- _Task directions_: A word-for-word repetition of the records beneath this task is the expected answer.

- _The data_:

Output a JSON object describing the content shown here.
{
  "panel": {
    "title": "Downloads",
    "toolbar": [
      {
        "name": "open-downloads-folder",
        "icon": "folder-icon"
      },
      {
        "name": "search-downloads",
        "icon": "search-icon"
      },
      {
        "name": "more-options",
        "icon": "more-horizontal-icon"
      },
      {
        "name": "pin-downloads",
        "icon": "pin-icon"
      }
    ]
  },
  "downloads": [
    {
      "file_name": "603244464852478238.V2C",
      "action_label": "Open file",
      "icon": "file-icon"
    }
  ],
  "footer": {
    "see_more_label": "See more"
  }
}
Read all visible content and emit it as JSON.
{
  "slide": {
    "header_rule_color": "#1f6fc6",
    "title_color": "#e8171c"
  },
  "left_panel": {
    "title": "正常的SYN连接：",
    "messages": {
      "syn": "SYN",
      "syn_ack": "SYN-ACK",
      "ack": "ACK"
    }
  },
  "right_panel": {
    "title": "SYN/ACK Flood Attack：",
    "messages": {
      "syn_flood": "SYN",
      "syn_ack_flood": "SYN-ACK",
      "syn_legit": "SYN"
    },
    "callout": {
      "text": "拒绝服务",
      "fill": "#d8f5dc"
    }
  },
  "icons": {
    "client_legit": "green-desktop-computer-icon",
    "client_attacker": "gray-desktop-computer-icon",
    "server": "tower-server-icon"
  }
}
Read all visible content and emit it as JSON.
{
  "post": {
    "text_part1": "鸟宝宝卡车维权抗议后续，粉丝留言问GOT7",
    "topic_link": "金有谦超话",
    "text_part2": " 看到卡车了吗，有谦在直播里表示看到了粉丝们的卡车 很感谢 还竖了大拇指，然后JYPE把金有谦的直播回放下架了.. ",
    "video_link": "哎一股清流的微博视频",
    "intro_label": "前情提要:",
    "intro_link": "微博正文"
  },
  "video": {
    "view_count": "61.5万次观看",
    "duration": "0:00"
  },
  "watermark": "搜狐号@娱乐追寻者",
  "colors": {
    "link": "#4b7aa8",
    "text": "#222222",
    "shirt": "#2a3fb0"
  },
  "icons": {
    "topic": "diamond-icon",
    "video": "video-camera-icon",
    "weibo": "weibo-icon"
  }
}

- _Response for this exercise_:
Output a JSON object describing the content shown here.
{
  "panel": {
    "title": "Downloads",
    "toolbar": [
      {
        "name": "open-downloads-folder",
        "icon": "folder-icon"
      },
      {
        "name": "search-downloads",
        "icon": "search-icon"
      },
      {
        "name": "more-options",
        "icon": "more-horizontal-icon"
      },
      {
        "name": "pin-downloads",
        "icon": "pin-icon"
      }
    ]
  },
  "downloads": [
    {
      "file_name": "603244464852478238.V2C",
      "action_label": "Open file",
      "icon": "file-icon"
    }
  ],
  "footer": {
    "see_more_label": "See more"
  }
}
Read all visible content and emit it as JSON.
{
  "slide": {
    "header_rule_color": "#1f6fc6",
    "title_color": "#e8171c"
  },
  "left_panel": {
    "title": "正常的SYN连接：",
    "messages": {
      "syn": "SYN",
      "syn_ack": "SYN-ACK",
      "ack": "ACK"
    }
  },
  "right_panel": {
    "title": "SYN/ACK Flood Attack：",
    "messages": {
      "syn_flood": "SYN",
      "syn_ack_flood": "SYN-ACK",
      "syn_legit": "SYN"
    },
    "callout": {
      "text": "拒绝服务",
      "fill": "#d8f5dc"
    }
  },
  "icons": {
    "client_legit": "green-desktop-computer-icon",
    "client_attacker": "gray-desktop-computer-icon",
    "server": "tower-server-icon"
  }
}
Read all visible content and emit it as JSON.
{
  "post": {
    "text_part1": "鸟宝宝卡车维权抗议后续，粉丝留言问GOT7",
    "topic_link": "金有谦超话",
    "text_part2": " 看到卡车了吗，有谦在直播里表示看到了粉丝们的卡车 很感谢 还竖了大拇指，然后JYPE把金有谦的直播回放下架了.. ",
    "video_link": "哎一股清流的微博视频",
    "intro_label": "前情提要:",
    "intro_link": "微博正文"
  },
  "video": {
    "view_count": "61.5万次观看",
    "duration": "0:00"
  },
  "watermark": "搜狐号@娱乐追寻者",
  "colors": {
    "link": "#4b7aa8",
    "text": "#222222",
    "shirt": "#2a3fb0"
  },
  "icons": {
    "topic": "diamond-icon",
    "video": "video-camera-icon",
    "weibo": "weibo-icon"
  }
}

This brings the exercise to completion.